- Hobbies such as cooking, art, and playing an instrument
Pillar 4: Social Health
Given the current climate we live in, our social health might be the biggest thing that we are all struggling with right now. Our mental health is very much connected to our ability to have regular to semi-regular social interactions.
Humans by nature are social creatures, it’s in our DNA. These social interactions give us a sense of purpose belonging, increased levels of happiness, reduced stress levels, increased self-worth, and confidence. All of these things are good for our overall mental health and well-being.
These things can be difficult right now with everything going on in the world. Unfortunately, the lack of regular social interaction can lead to depression, anxiety, and poor overall mental health.
While it might be easy to close yourself off from the outside world in a time like this, it is important to continue social interaction safely and responsibly. Thanks to the technology that we have at our fingertips these days, staying in contact with friends and continuing to have social interaction has never been easier, even if it’s not face-to-face.
You can call someone on the phone, you can talk to them via Zoom or another digital video platform, you can even find online communities to talk to people in. The important thing is to continue to be socially active. Social activity is not only good for your mental health but your cognitive health as well.
A healthy and well-balanced diet not only helps your body perform better, it also promotes healthy brain function.
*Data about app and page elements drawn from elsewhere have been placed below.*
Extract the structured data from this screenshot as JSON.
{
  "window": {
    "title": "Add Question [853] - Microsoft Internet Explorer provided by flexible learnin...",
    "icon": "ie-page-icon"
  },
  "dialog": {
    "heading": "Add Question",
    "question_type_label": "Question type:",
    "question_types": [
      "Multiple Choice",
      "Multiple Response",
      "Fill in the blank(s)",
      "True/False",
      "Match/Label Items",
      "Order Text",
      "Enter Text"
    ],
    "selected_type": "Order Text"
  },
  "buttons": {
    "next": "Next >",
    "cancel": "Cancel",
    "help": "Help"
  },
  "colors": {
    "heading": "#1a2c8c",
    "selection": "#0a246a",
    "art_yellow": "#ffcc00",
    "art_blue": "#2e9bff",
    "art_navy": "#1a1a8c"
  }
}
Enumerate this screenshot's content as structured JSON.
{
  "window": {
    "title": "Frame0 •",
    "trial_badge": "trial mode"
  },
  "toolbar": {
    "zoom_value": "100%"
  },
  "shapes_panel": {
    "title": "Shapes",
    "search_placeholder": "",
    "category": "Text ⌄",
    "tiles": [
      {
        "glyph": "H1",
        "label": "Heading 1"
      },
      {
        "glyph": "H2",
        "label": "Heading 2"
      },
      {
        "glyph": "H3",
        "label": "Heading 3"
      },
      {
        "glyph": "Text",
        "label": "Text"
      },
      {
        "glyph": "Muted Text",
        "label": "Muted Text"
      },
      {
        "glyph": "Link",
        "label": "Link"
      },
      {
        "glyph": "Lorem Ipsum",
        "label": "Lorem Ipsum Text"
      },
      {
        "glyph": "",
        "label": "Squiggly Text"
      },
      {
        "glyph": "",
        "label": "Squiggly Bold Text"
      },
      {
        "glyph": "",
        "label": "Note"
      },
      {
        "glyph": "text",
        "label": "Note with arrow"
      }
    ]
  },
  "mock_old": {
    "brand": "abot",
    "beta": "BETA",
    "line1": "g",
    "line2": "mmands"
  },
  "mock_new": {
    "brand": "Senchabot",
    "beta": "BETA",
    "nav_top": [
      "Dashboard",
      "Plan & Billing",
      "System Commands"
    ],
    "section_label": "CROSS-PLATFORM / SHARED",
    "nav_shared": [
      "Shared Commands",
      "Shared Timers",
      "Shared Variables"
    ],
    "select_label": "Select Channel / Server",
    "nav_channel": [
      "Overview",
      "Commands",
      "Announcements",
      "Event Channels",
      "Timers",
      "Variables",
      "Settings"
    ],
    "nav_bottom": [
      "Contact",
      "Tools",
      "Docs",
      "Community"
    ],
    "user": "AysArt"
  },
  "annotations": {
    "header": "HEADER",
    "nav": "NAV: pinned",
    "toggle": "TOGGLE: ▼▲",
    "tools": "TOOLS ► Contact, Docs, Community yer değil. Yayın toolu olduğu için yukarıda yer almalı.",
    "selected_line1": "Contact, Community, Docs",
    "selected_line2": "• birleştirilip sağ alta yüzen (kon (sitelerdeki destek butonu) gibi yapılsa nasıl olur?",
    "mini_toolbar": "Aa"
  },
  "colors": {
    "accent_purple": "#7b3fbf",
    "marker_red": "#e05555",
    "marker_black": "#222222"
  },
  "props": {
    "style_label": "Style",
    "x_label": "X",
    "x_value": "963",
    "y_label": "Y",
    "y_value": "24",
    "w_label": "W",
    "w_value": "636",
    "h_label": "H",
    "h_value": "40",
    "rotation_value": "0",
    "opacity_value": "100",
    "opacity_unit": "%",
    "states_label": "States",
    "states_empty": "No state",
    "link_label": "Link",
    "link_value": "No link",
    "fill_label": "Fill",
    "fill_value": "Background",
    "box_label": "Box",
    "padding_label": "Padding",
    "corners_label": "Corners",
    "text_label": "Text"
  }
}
When you eat healthily, your body not only performs better but overall you feel better. When you feel good, it can greatly positively affect your mental state. You are more likely to handle potentially stressful situations better when you are feeling good and your mind is free and clear. On the opposite side of that, eating bad foods can lead to you not feeling as well which can have adverse effects on your overall mental health and well-being.
So, what exactly is it that plays the largest factor when it comes to diet and overall mental health. Well, research says it all comes down to gut health. Eating healthy foods promote good gut bacterias which helps with overall gut health. Poor gut health has been shown to have a direct correlation with depression and anxiety. Incorporating foods that are high in collagen, fiber, and omega-3 fatty acids can help improve not just your gut bacteria but your overall mood as well.
While we all need that lazy day where we don’t get off the couch every once in a while, doing it too much can be harmful to both our physical and mental health. Moving our bodies and getting exercise can not only improve your overall mood, but it also releases endorphins and enkephalins, the body’s natural feel-good hormones. Regular exercise can increase specific volumes of brain regions. This can improve oxygen and nutrient delivery that ultimately support brain growth. Regular exercise has been shown to combat depression and anxiety.
A regular and healthy sleep schedule is a key component of both mental and physical health. A good night’s rest can go a long way when it comes to feeling good and having a productive day. Being well-rested can also help you be more resilient when dealing with stress or anxiety that might pop up during a given day.
Want To Know More About the Pillars of Public Health?
Unfortunately, many people are too afraid or embarrassed to ask for help when it comes to their mental health. Instead of seeking help or treatment, many of them turn to drugs or alcohol as a way to numb the pain and self-medicate. While in the short term this might seem like a good idea, and might even work, in the long run, it can ultimately lead to even more problems, including the development of a substance abuse disorder.
At Renewal Behavioral Health, we know that no matter how tough it might be, drugs and alcohol are never the answer. The best way to get the help you need is to seek treatment and not let your mental health condition continue to rule your life.
That’s why we offer a variety of treatment programs for a wide variety of mental health conditions. If you or someone you know suffers from a mental health disorder, contact us today to learn more about the programs that we offer and how we can help.